"Improving on the innovative stainless steel external, dual-antenna design of iPhone 4, iPhone 4S is the first phone to intelligently switch between two antennas to send and receive," the press release reads. Actually, the new antenna concept is nothing new at all--it's just new in consumer handsets. Such "diversity" antenna systems have been used in other types of wireless devices for years.
The network engineer and the antenna engineer I spoke to yesterday after the 4S announcement yesterday both said that the new antenna design is likely to produce only modest reception gains. One engineer got the distinct impression that the new antenna part of the 4S announcement yesterday was more about hype than anything else.
These are opinions of course; we won't pass official judgement on the new antenna system until we're able to test it in the wild. In tests we performed last year, we found that non-iPhone AT&T handsets (BlackBerry, for one) could maintain voice calls in thin cellular conditions far better than the iPhone 4. We'll be interested to see if the iPhone 4S shows any improvement in call quality and drop rates in similar circumstances. On the data side, we'll compare throughput speeds on the iPhone 4 with those on the new 4S. So stay tuned for that.
The other thing that made me skeptical of Apple's new antenna system is the limited information that came out about it yesterday. Many questions remain unanswered. "iPhone 4S now supports twice the download speed with HSDPA of up to 14.4 Mbps and iPhone 4S is a world phone, so both CDMA and GSM customers can now roam internationally on GSM networks," Apple said in the announcement. But the speed increase to 14.4 mbps maximum throughput is the result of an upgraded radio chip inside the phone, not the result of the antenna, as Apple seems to suggest.
Also, when Apple talked about the new antenna system and the speed increases yesterday, it referenced the GSM parts of the phone. What about the CDMA parts? Does the CDMA radio go up to 14.4 mbps too? Is the CDMA antenna inside the phone also split in two? If the answer to either of these questions is No, it doesn't bode well for Verizon and Sprint who will sell the CDMA flavor of the phone. And it goes without saying that the 4S won't run on the fastest wireless network in the land, Verizon's LTE network.
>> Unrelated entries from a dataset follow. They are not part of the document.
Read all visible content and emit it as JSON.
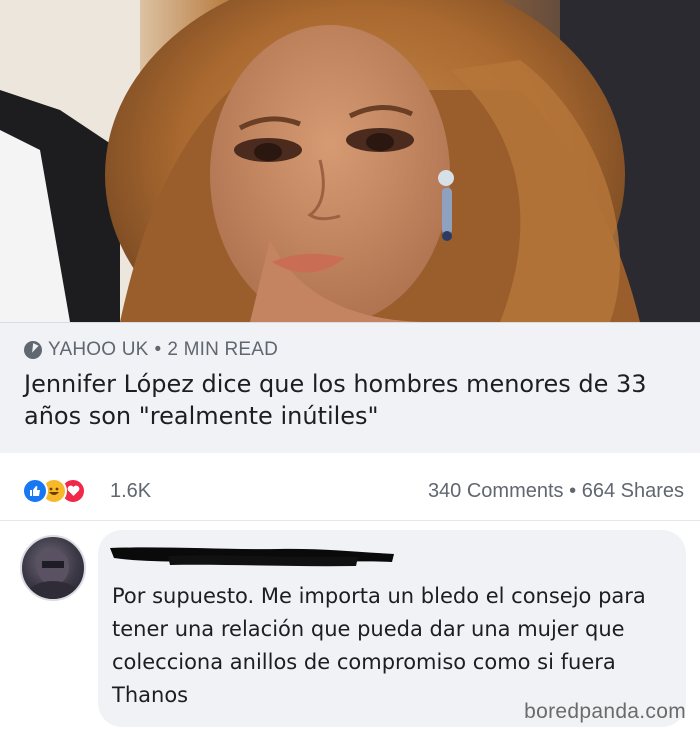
{
  "link_preview": {
    "source": "YAHOO UK",
    "separator": "•",
    "read_time": "2 MIN READ",
    "headline": "Jennifer López dice que los hombres menores de 33 años son \"realmente inútiles\""
  },
  "reactions": {
    "icons": [
      "like-icon",
      "haha-icon",
      "love-icon"
    ],
    "count": "1.6K",
    "comments": "340 Comments",
    "separator": "•",
    "shares": "664 Shares"
  },
  "comment": {
    "text": "Por supuesto. Me importa un bledo el consejo para tener una relación que pueda dar una mujer que colecciona anillos de compromiso como si fuera Thanos"
  },
  "watermark": "boredpanda.com",
  "colors": {
    "card_bg": "#f0f2f5",
    "like": "#1877f2",
    "haha": "#f7b928",
    "love": "#f0284a",
    "meta_text": "#606770"
  }
}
So regardless of the antenna details and speed boosts, the iPhone still is not a true 4G phone. How much longer do we have to wait?